Notes on the Old Crosses of Gloucestershire. By Charles Pooley,
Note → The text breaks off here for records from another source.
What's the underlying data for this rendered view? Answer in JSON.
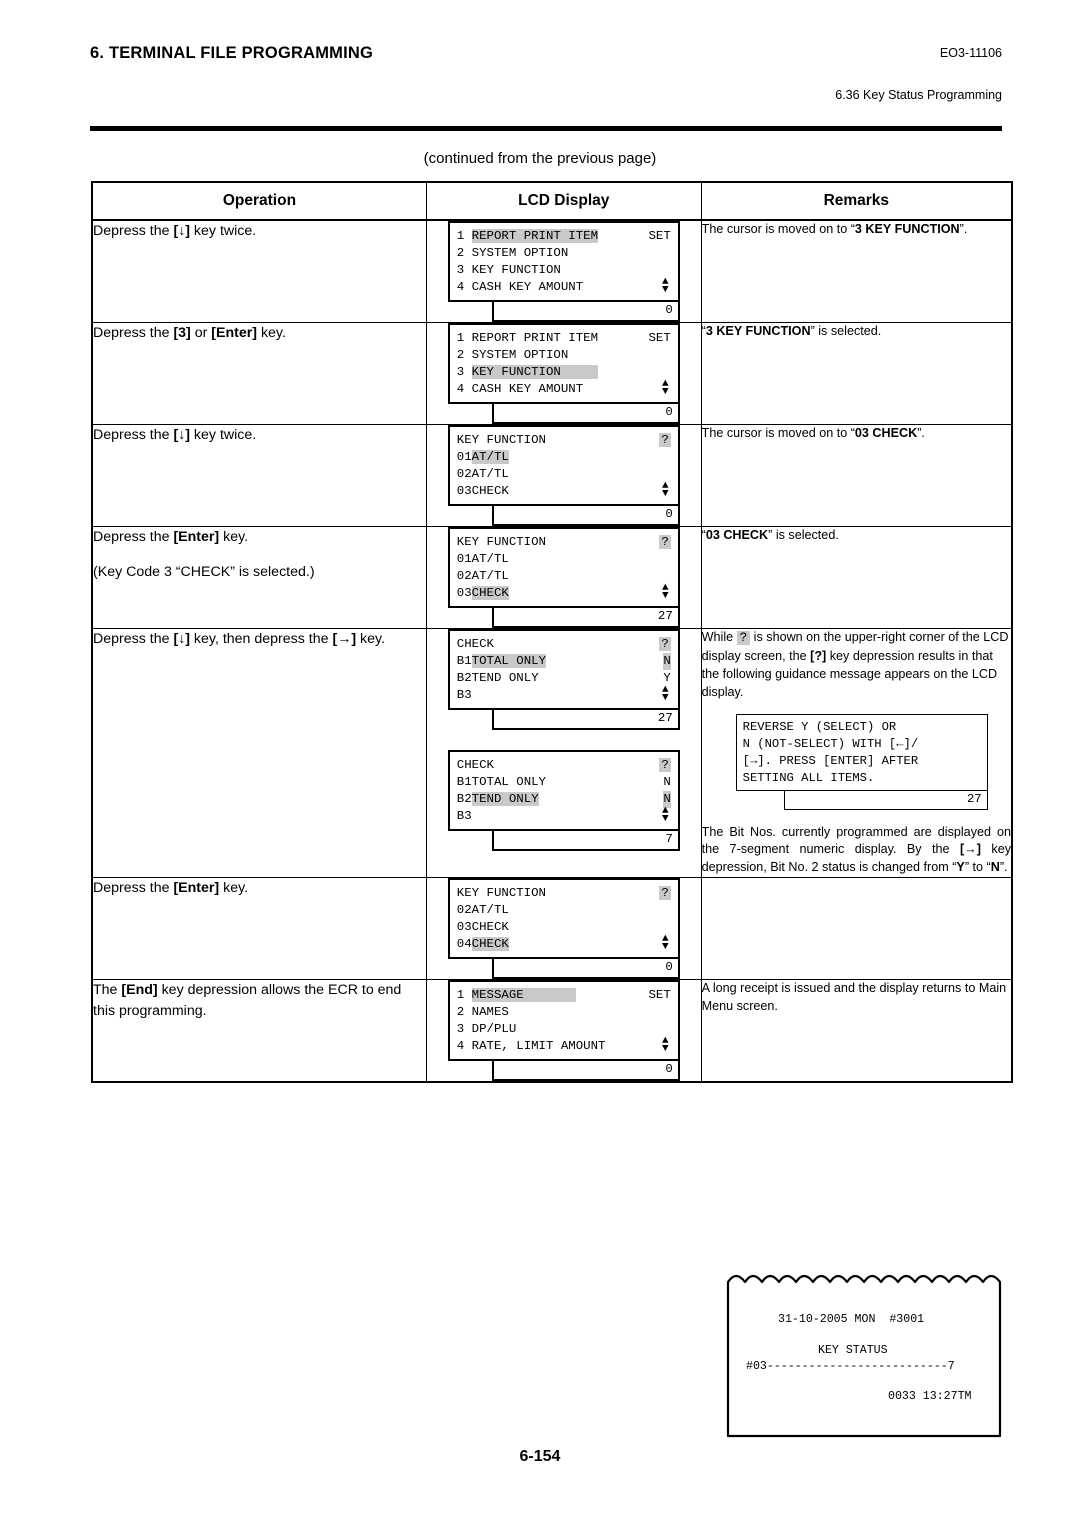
{
  "header": {
    "title": "6. TERMINAL FILE PROGRAMMING",
    "doc_code": "EO3-11106",
    "section": "6.36 Key Status Programming"
  },
  "continued_note": "(continued from the previous page)",
  "table": {
    "columns": [
      "Operation",
      "LCD Display",
      "Remarks"
    ],
    "rows": [
      {
        "operation_lines": [
          "Depress the [↓] key twice."
        ],
        "displays": [
          {
            "lines": [
              {
                "prefix": "1 ",
                "text": "REPORT PRINT ITEM",
                "highlight": true,
                "right": "SET"
              },
              {
                "prefix": "2 ",
                "text": "SYSTEM OPTION",
                "highlight": false
              },
              {
                "prefix": "3 ",
                "text": "KEY FUNCTION",
                "highlight": false
              },
              {
                "prefix": "4 ",
                "text": "CASH KEY AMOUNT",
                "highlight": false,
                "arrows": true
              }
            ],
            "numeric": "0"
          }
        ],
        "remarks": [
          "The cursor is moved on to “3 KEY FUNCTION”."
        ]
      },
      {
        "operation_lines": [
          "Depress the [3] or [Enter] key."
        ],
        "displays": [
          {
            "lines": [
              {
                "prefix": "1 ",
                "text": "REPORT PRINT ITEM",
                "highlight": false,
                "right": "SET"
              },
              {
                "prefix": "2 ",
                "text": "SYSTEM OPTION",
                "highlight": false
              },
              {
                "prefix": "3 ",
                "text": "KEY FUNCTION     ",
                "highlight": true
              },
              {
                "prefix": "4 ",
                "text": "CASH KEY AMOUNT",
                "highlight": false,
                "arrows": true
              }
            ],
            "numeric": "0"
          }
        ],
        "remarks": [
          "“3 KEY FUNCTION” is selected."
        ]
      },
      {
        "operation_lines": [
          "Depress the [↓] key twice."
        ],
        "displays": [
          {
            "lines": [
              {
                "prefix": "",
                "text": "KEY FUNCTION",
                "highlight": false,
                "question": true
              },
              {
                "prefix": "01",
                "text": "AT/TL",
                "highlight": true
              },
              {
                "prefix": "02",
                "text": "AT/TL",
                "highlight": false
              },
              {
                "prefix": "03",
                "text": "CHECK",
                "highlight": false,
                "arrows": true
              }
            ],
            "numeric": "0"
          }
        ],
        "remarks": [
          "The cursor is moved on to “03 CHECK”."
        ]
      },
      {
        "operation_lines": [
          "Depress the [Enter] key.",
          "(Key Code 3 “CHECK” is selected.)"
        ],
        "displays": [
          {
            "lines": [
              {
                "prefix": "",
                "text": "KEY FUNCTION",
                "highlight": false,
                "question": true
              },
              {
                "prefix": "01",
                "text": "AT/TL",
                "highlight": false
              },
              {
                "prefix": "02",
                "text": "AT/TL",
                "highlight": false
              },
              {
                "prefix": "03",
                "text": "CHECK",
                "highlight": true,
                "arrows": true
              }
            ],
            "numeric": "27"
          }
        ],
        "remarks": [
          "“03 CHECK” is selected."
        ]
      },
      {
        "operation_lines": [
          "Depress the [↓] key, then depress the [→] key."
        ],
        "displays": [
          {
            "lines": [
              {
                "prefix": "",
                "text": "CHECK",
                "highlight": false,
                "question": true
              },
              {
                "prefix": "B1",
                "text": "TOTAL ONLY",
                "highlight": true,
                "right": "N",
                "right_highlight": true
              },
              {
                "prefix": "B2",
                "text": "TEND ONLY",
                "highlight": false,
                "right": "Y"
              },
              {
                "prefix": "B3",
                "text": "",
                "highlight": false,
                "arrows": true
              }
            ],
            "numeric": "27"
          },
          {
            "lines": [
              {
                "prefix": "",
                "text": "CHECK",
                "highlight": false,
                "question": true
              },
              {
                "prefix": "B1",
                "text": "TOTAL ONLY",
                "highlight": false,
                "right": "N"
              },
              {
                "prefix": "B2",
                "text": "TEND ONLY",
                "highlight": true,
                "right": "N",
                "right_highlight": true
              },
              {
                "prefix": "B3",
                "text": "",
                "highlight": false,
                "arrows": true
              }
            ],
            "numeric": "7"
          }
        ],
        "remarks_rich": {
          "para1_a": "While",
          "para1_q": "?",
          "para1_b": "is shown on the upper-right corner of the LCD display screen, the",
          "para1_key": "[?]",
          "para1_c": "key depression results in that the following guidance message appears on the LCD display.",
          "guidance": {
            "lines": [
              "REVERSE Y (SELECT) OR",
              "N (NOT-SELECT) WITH [←]/",
              "[→]. PRESS [ENTER] AFTER",
              "SETTING ALL ITEMS."
            ],
            "numeric": "27"
          },
          "para2_a": "The Bit Nos. currently programmed are displayed on the 7-segment numeric display. By the",
          "para2_key": "[→]",
          "para2_b": "key depression, Bit No. 2 status is changed from “Y” to “N”."
        }
      },
      {
        "operation_lines": [
          "Depress the [Enter] key."
        ],
        "displays": [
          {
            "lines": [
              {
                "prefix": "",
                "text": "KEY FUNCTION",
                "highlight": false,
                "question": true
              },
              {
                "prefix": "02",
                "text": "AT/TL",
                "highlight": false
              },
              {
                "prefix": "03",
                "text": "CHECK",
                "highlight": false
              },
              {
                "prefix": "04",
                "text": "CHECK",
                "highlight": true,
                "arrows": true
              }
            ],
            "numeric": "0"
          }
        ],
        "remarks": []
      },
      {
        "operation_lines": [
          "The [End] key depression allows the ECR to end this programming."
        ],
        "displays": [
          {
            "lines": [
              {
                "prefix": "1 ",
                "text": "MESSAGE       ",
                "highlight": true,
                "right": "SET"
              },
              {
                "prefix": "2 ",
                "text": "NAMES",
                "highlight": false
              },
              {
                "prefix": "3 ",
                "text": "DP/PLU",
                "highlight": false
              },
              {
                "prefix": "4 ",
                "text": "RATE, LIMIT AMOUNT",
                "highlight": false,
                "arrows": true
              }
            ],
            "numeric": "0"
          }
        ],
        "remarks": [
          "A long receipt is issued and the display returns to Main Menu screen."
        ]
      }
    ]
  },
  "receipt": {
    "date_line": "31-10-2005 MON  #3001",
    "title": "KEY STATUS",
    "status_line": "#03--------------------------7",
    "footer": "0033 13:27TM"
  },
  "page_number": "6-154"
}
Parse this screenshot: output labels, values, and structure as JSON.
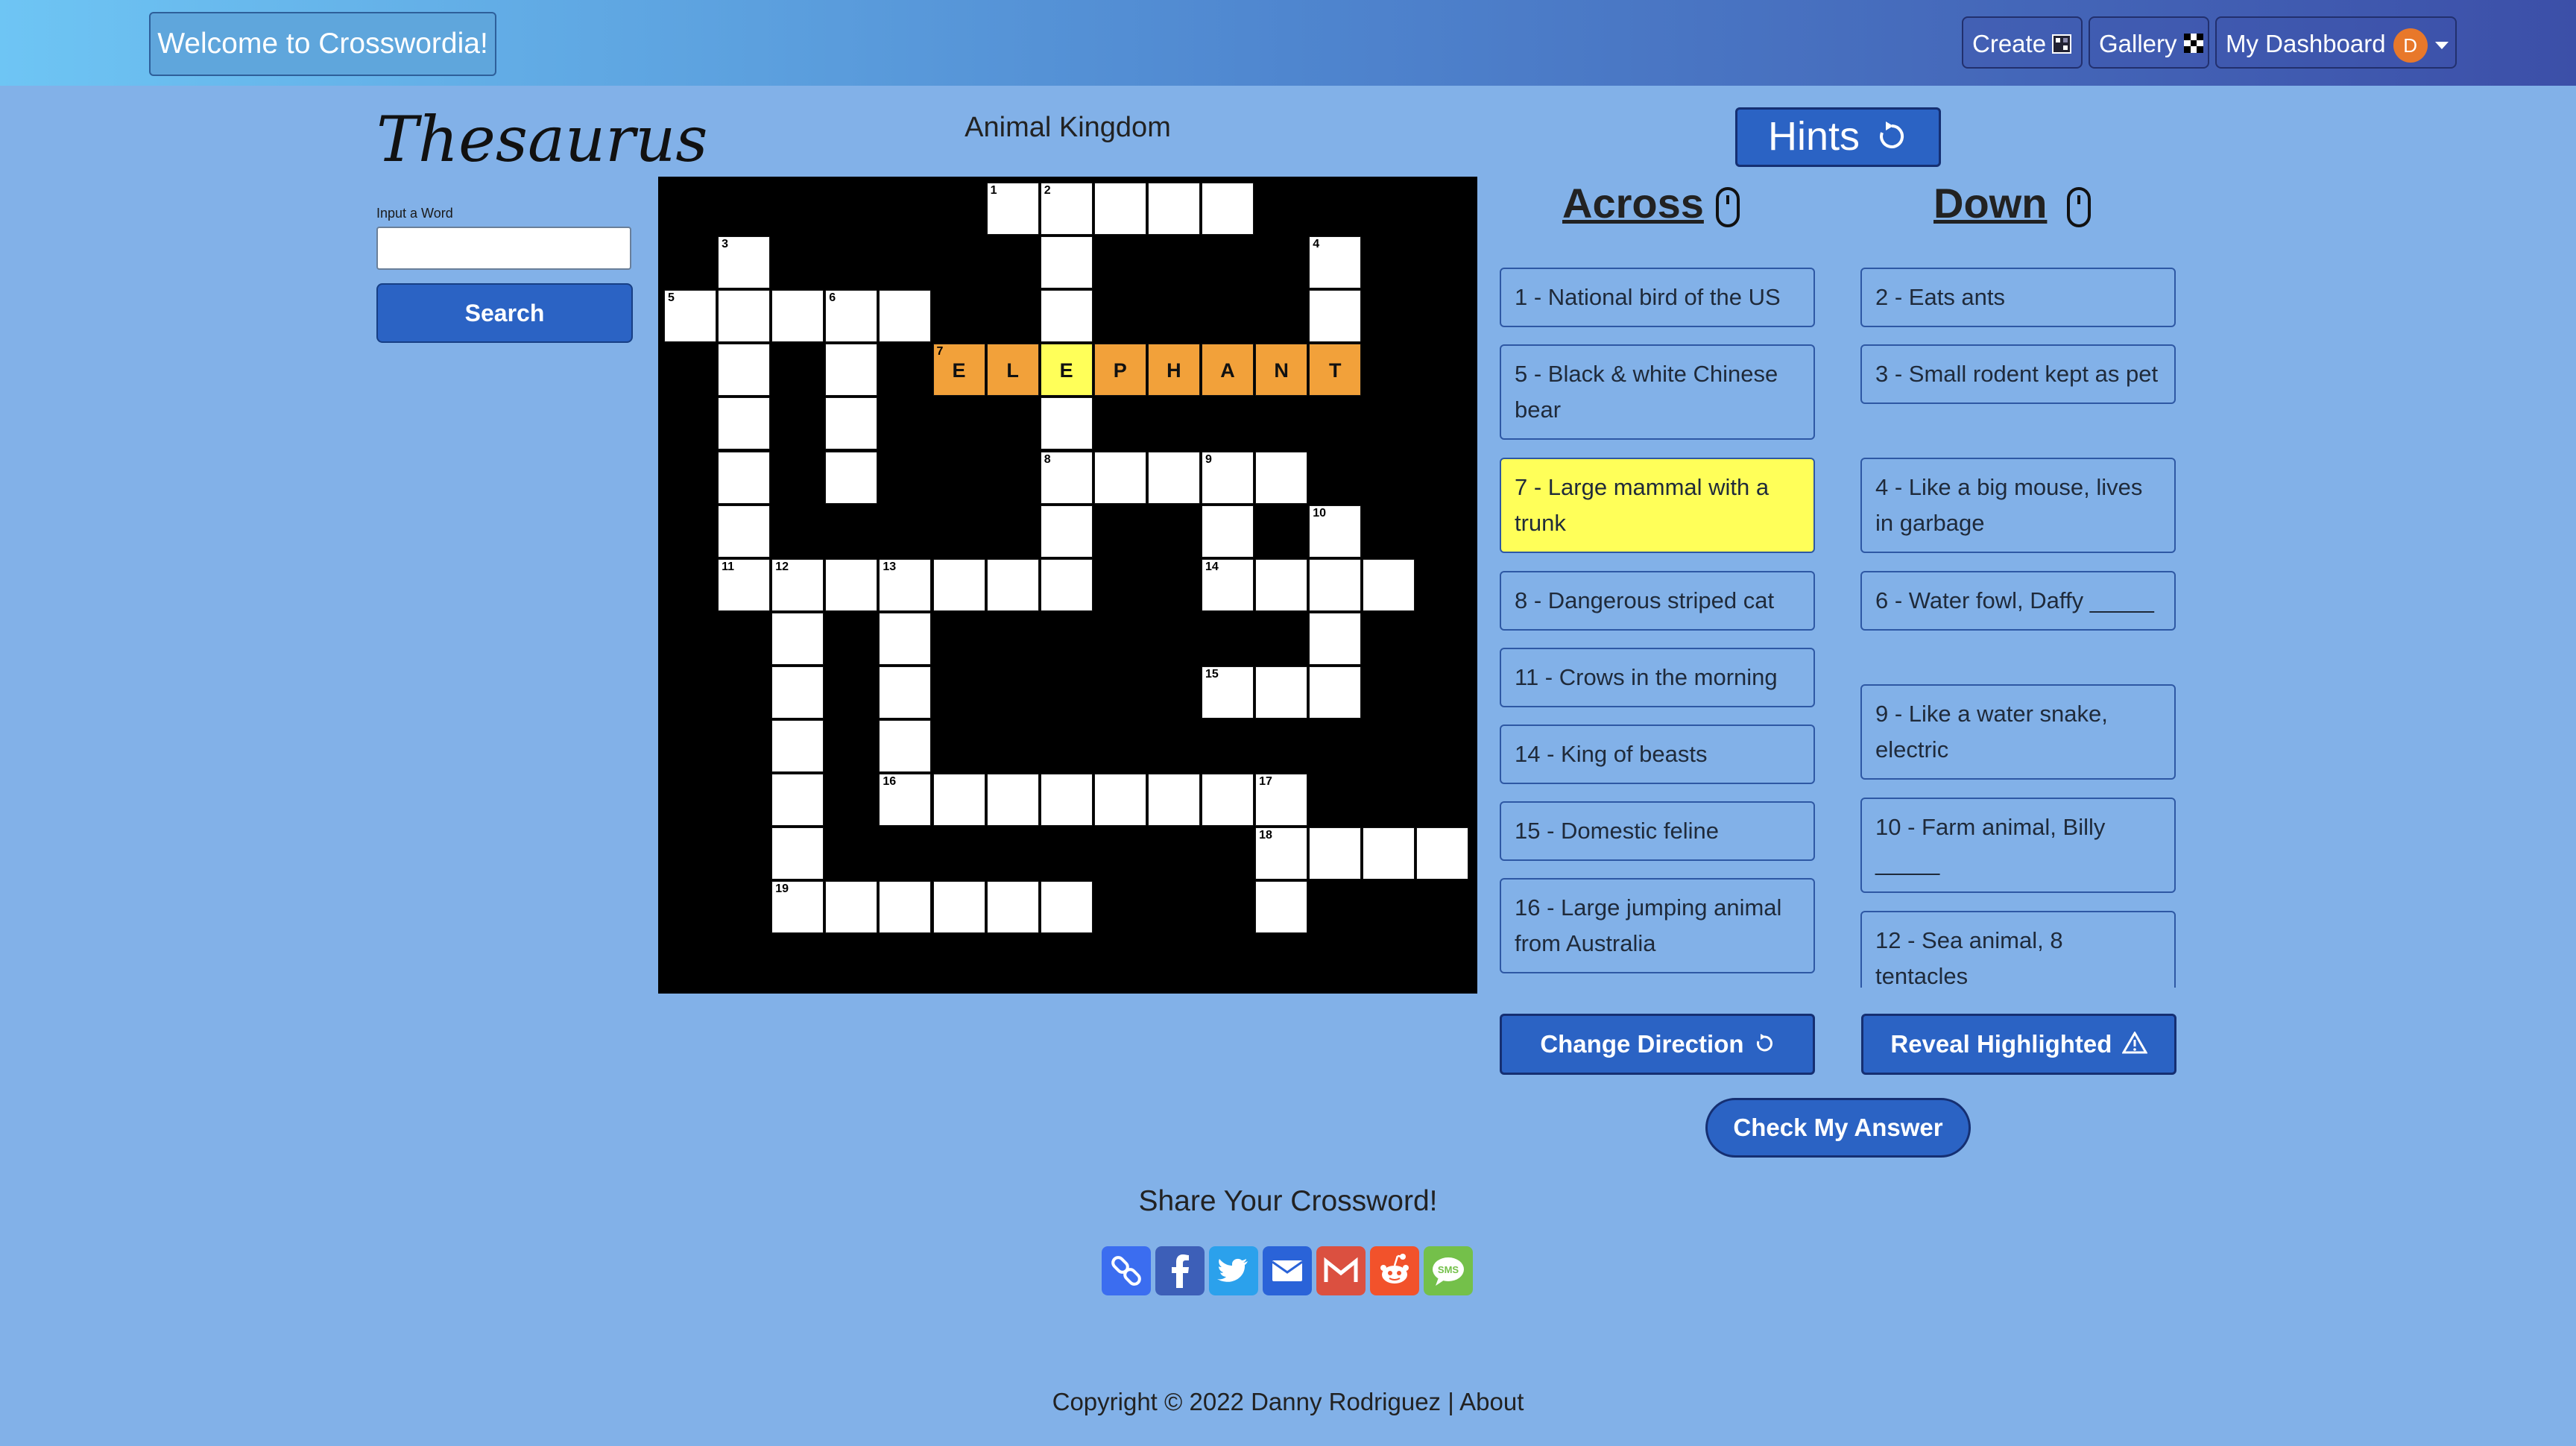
{
  "navbar": {
    "brand": "Welcome to Crosswordia!",
    "create": "Create",
    "gallery": "Gallery",
    "dashboard": "My Dashboard",
    "avatar_initial": "D"
  },
  "thesaurus": {
    "title": "Thesaurus",
    "input_label": "Input a Word",
    "input_value": "",
    "search_label": "Search"
  },
  "puzzle": {
    "title": "Animal Kingdom",
    "cells": [
      {
        "r": 0,
        "c": 6,
        "n": "1"
      },
      {
        "r": 0,
        "c": 7,
        "n": "2"
      },
      {
        "r": 0,
        "c": 8
      },
      {
        "r": 0,
        "c": 9
      },
      {
        "r": 0,
        "c": 10
      },
      {
        "r": 1,
        "c": 1,
        "n": "3"
      },
      {
        "r": 1,
        "c": 7
      },
      {
        "r": 1,
        "c": 12,
        "n": "4"
      },
      {
        "r": 2,
        "c": 0,
        "n": "5"
      },
      {
        "r": 2,
        "c": 1
      },
      {
        "r": 2,
        "c": 2
      },
      {
        "r": 2,
        "c": 3,
        "n": "6"
      },
      {
        "r": 2,
        "c": 4
      },
      {
        "r": 2,
        "c": 7
      },
      {
        "r": 2,
        "c": 12
      },
      {
        "r": 3,
        "c": 1
      },
      {
        "r": 3,
        "c": 3
      },
      {
        "r": 3,
        "c": 5,
        "n": "7",
        "l": "E",
        "hl": "o"
      },
      {
        "r": 3,
        "c": 6,
        "l": "L",
        "hl": "o"
      },
      {
        "r": 3,
        "c": 7,
        "l": "E",
        "hl": "y"
      },
      {
        "r": 3,
        "c": 8,
        "l": "P",
        "hl": "o"
      },
      {
        "r": 3,
        "c": 9,
        "l": "H",
        "hl": "o"
      },
      {
        "r": 3,
        "c": 10,
        "l": "A",
        "hl": "o"
      },
      {
        "r": 3,
        "c": 11,
        "l": "N",
        "hl": "o"
      },
      {
        "r": 3,
        "c": 12,
        "l": "T",
        "hl": "o"
      },
      {
        "r": 4,
        "c": 1
      },
      {
        "r": 4,
        "c": 3
      },
      {
        "r": 4,
        "c": 7
      },
      {
        "r": 5,
        "c": 1
      },
      {
        "r": 5,
        "c": 3
      },
      {
        "r": 5,
        "c": 7,
        "n": "8"
      },
      {
        "r": 5,
        "c": 8
      },
      {
        "r": 5,
        "c": 9
      },
      {
        "r": 5,
        "c": 10,
        "n": "9"
      },
      {
        "r": 5,
        "c": 11
      },
      {
        "r": 6,
        "c": 1
      },
      {
        "r": 6,
        "c": 7
      },
      {
        "r": 6,
        "c": 10
      },
      {
        "r": 6,
        "c": 12,
        "n": "10"
      },
      {
        "r": 7,
        "c": 1,
        "n": "11"
      },
      {
        "r": 7,
        "c": 2,
        "n": "12"
      },
      {
        "r": 7,
        "c": 3
      },
      {
        "r": 7,
        "c": 4,
        "n": "13"
      },
      {
        "r": 7,
        "c": 5
      },
      {
        "r": 7,
        "c": 6
      },
      {
        "r": 7,
        "c": 7
      },
      {
        "r": 7,
        "c": 10,
        "n": "14"
      },
      {
        "r": 7,
        "c": 11
      },
      {
        "r": 7,
        "c": 12
      },
      {
        "r": 7,
        "c": 13
      },
      {
        "r": 8,
        "c": 2
      },
      {
        "r": 8,
        "c": 4
      },
      {
        "r": 8,
        "c": 12
      },
      {
        "r": 9,
        "c": 2
      },
      {
        "r": 9,
        "c": 4
      },
      {
        "r": 9,
        "c": 10,
        "n": "15"
      },
      {
        "r": 9,
        "c": 11
      },
      {
        "r": 9,
        "c": 12
      },
      {
        "r": 10,
        "c": 2
      },
      {
        "r": 10,
        "c": 4
      },
      {
        "r": 11,
        "c": 2
      },
      {
        "r": 11,
        "c": 4,
        "n": "16"
      },
      {
        "r": 11,
        "c": 5
      },
      {
        "r": 11,
        "c": 6
      },
      {
        "r": 11,
        "c": 7
      },
      {
        "r": 11,
        "c": 8
      },
      {
        "r": 11,
        "c": 9
      },
      {
        "r": 11,
        "c": 10
      },
      {
        "r": 11,
        "c": 11,
        "n": "17"
      },
      {
        "r": 12,
        "c": 2
      },
      {
        "r": 12,
        "c": 11,
        "n": "18"
      },
      {
        "r": 12,
        "c": 12
      },
      {
        "r": 12,
        "c": 13
      },
      {
        "r": 12,
        "c": 14
      },
      {
        "r": 13,
        "c": 2,
        "n": "19"
      },
      {
        "r": 13,
        "c": 3
      },
      {
        "r": 13,
        "c": 4
      },
      {
        "r": 13,
        "c": 5
      },
      {
        "r": 13,
        "c": 6
      },
      {
        "r": 13,
        "c": 7
      },
      {
        "r": 13,
        "c": 11
      }
    ]
  },
  "hints_label": "Hints",
  "across": {
    "title": "Across",
    "clues": [
      {
        "text": "1 - National bird of the US"
      },
      {
        "text": "5 - Black & white Chinese bear"
      },
      {
        "text": "7 - Large mammal with a trunk",
        "active": true
      },
      {
        "text": "8 - Dangerous striped cat"
      },
      {
        "text": "11 - Crows in the morning"
      },
      {
        "text": "14 - King of beasts"
      },
      {
        "text": "15 - Domestic feline"
      },
      {
        "text": "16 - Large jumping animal from Australia"
      }
    ]
  },
  "down": {
    "title": "Down",
    "clues": [
      {
        "text": "2 - Eats ants"
      },
      {
        "text": "3 - Small rodent kept as pet"
      },
      {
        "text": "4 - Like a big mouse, lives in garbage"
      },
      {
        "text": "6 - Water fowl, Daffy _____"
      },
      {
        "text": "9 - Like a water snake, electric"
      },
      {
        "text": "10 - Farm animal, Billy _____"
      },
      {
        "text": "12 - Sea animal, 8 tentacles"
      }
    ]
  },
  "buttons": {
    "change_direction": "Change Direction",
    "reveal_highlighted": "Reveal Highlighted",
    "check_answer": "Check My Answer"
  },
  "share": {
    "title": "Share Your Crossword!",
    "icons": [
      "link-icon",
      "facebook-icon",
      "twitter-icon",
      "email-icon",
      "gmail-icon",
      "reddit-icon",
      "sms-icon"
    ]
  },
  "footer": {
    "copyright": "Copyright © 2022 Danny Rodriguez | ",
    "about": "About"
  },
  "colors": {
    "background": "#82b1e8",
    "primary_button": "#2b63c4",
    "highlight_word": "#f2a13a",
    "highlight_cell": "#ffff59",
    "active_clue": "#ffff59"
  }
}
F.S.A. (Longmans.)—This is an excellent monograph on a subject interesting to all students of ecclesiastical antiquities, and to Glou- cestershire men especially. It notices about eighty crosses, includ- ing some of which nothing but the tradition remains. Wherever any visible relics remain a woodcut is given, and twelve of the more import- ant structures are represented in handsome lithographs. Mr. Pooley is evidently well acquainted with his subject, and has a very pleasant, lively style of his own. A reader who did not care much about crosses would not grow weary over the book. We are reminded, of course, in the preface of the "implacable Iconoclasm of the seventeenth century ;" but the recorded acts of destruction belong rather to the indifference of the eighteenth century, and of the nineteenth before it experienced its present art-renewal. Bristol High Cross, for instance, in 1697 was restored so that no cross in the kingdom was more handsome. In 1733 it was pulled down, at the request of a citizen, who feared it would fall and crush his house. It was put up again and again removed, this time because it was an obstruction in a promenade. Finally, it was given to Sir Richard Colt Hoare, who set it up in his park. Gloucester Cross was pulled down in some town improvements, and utterly disappeared. Cirencester Cross now ornaments an avenue in Lord Bathurst's park. That of Stow- on-the-Wold has been permitted to remain because it is useful as a lamp-post. But the worst case of all is not more than forty years old. Archdeacon Rudge, Vicar of Haresfield, happened to be surveyor of roads ; and he took down the village cross to mend some ruts, the farmers being too busy to haul stone ; and yet, as we are told, he was a good classical scholar, and actually edited a county history.